Their dessert has edible flowers and hot sauce in it
BF Homes is home to a lot of up-and-coming food establishments, making it the perfect spot for budding entrepreneurs. Luckily for Martin Espiritu and some of his childhood friends, they made their entrepreneurial dream come true when Papi Chulo’s opened shop.
The Mexican-inspired restaurant is named out of spontaneity. Papi chulo is actually a popular expression in the Dominican Republic which means ‘cool daddy.’ Peculiar, yes, but the name sticks with you.
Espiritu wants to mimic the street taquerias that brought fame to Mexico’s food scene, hence the al fresco setup of the restaurant. Streams of colorful bandanas, sombreros, and a Dia de los Muertos (Day of the Dead) mural adorn the place, making you feel as if you’re actually spending an afternoon in Tijuana.
While a lot of Mexican food joints are vying for authenticity, Papi Chulo’s goes a different route. “‘Yung food namin, it’s not authentic Mexican. I tried to play with it a lot, [while staying true to Mexico’s original flavors],” says Espiritu. This playfulness can be seen on their menu.
The Tuna Aguachile is Papi Chulo’s version of ceviche, a popular dish in Latin America and the Caribbean. It’s made with fresh tuna cured in aguachile lime marinade, and served with sweet soy. Their Truffle Elote is something you wouldn’t want to miss out on, either. The classic corn on the cob gets an upgrade with truffle cream and lots of parmesan cheese.

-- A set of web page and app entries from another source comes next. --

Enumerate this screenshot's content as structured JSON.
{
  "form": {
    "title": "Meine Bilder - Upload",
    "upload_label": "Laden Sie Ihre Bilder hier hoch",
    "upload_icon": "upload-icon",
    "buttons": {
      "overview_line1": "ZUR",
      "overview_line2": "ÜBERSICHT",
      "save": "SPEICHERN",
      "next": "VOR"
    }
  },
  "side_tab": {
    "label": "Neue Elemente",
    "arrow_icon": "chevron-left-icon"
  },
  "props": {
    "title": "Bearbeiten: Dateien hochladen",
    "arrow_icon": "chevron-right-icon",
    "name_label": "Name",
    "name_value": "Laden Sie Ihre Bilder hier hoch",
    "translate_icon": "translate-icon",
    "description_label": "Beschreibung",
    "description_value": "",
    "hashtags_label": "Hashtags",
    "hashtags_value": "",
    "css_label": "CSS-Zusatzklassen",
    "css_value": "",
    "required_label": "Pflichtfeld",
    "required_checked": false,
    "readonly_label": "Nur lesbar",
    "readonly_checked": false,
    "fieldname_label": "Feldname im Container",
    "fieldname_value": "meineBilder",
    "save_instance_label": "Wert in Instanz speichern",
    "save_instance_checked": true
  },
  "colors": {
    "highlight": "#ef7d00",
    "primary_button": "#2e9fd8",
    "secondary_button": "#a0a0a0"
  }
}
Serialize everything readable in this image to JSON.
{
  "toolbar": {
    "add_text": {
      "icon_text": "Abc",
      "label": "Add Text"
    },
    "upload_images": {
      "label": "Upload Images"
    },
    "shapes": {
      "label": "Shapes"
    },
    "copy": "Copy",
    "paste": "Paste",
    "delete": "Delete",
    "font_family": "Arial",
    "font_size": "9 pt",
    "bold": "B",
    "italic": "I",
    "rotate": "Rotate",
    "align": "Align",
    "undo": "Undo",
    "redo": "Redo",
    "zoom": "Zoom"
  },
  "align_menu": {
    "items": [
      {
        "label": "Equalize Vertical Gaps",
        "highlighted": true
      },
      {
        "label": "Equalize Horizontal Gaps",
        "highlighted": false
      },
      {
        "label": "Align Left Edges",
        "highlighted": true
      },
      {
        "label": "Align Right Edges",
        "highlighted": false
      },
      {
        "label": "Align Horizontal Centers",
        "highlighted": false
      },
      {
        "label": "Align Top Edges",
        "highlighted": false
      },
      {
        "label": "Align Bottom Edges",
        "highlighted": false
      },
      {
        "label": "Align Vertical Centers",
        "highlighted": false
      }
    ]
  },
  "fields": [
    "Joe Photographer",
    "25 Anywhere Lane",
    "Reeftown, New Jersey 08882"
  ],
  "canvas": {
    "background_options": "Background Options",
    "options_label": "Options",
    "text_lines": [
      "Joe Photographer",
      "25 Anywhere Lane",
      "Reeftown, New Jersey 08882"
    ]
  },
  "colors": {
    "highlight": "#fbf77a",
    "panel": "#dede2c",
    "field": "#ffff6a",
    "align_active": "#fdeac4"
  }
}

If you’re looking for something heavier, they have rice bowls and burritos available. The Honey Chipotle Belly easily stands out because of the sous-vide (meaning the meat has been cooked for at least eight hours) pork ribs, a generous serving of cilantro garlic rice, esquites, and pico de gallo.
Everything on the menu is good enough to be a full meal, but the Chicharon Bulaklak Taco takes the spotlight. Too much of this good stuff can break your heart (literally), but indulging once in a while is fine. The fried chicharon bulaklak is savory and a little sweet, and since it’s an open-faced taco, you have the option to eat it however you want. It’s garnished with pickled cucumber, pico de gallo, and sweet soy, which neatly tie the dish together.
Papi Chulo’s has one dessert on board, the Mango Panna Cotta. But in true Papi Chulo’s fashion, they added a spin to the Italian classic by putting homemade rice krispies, edible flowers, fresh and dried mangoes, and chamoy, a sweet and spicy Mexican condiment.
Espiritu said more items will be added on the menu, but with their already-extensive list of unique Mexican fares, it’s only going to be more difficult to choose next time.
Papi Chulo’s chicharong bulaklak taco is a nod to a Filipino favorite, spun into a Mexican dish.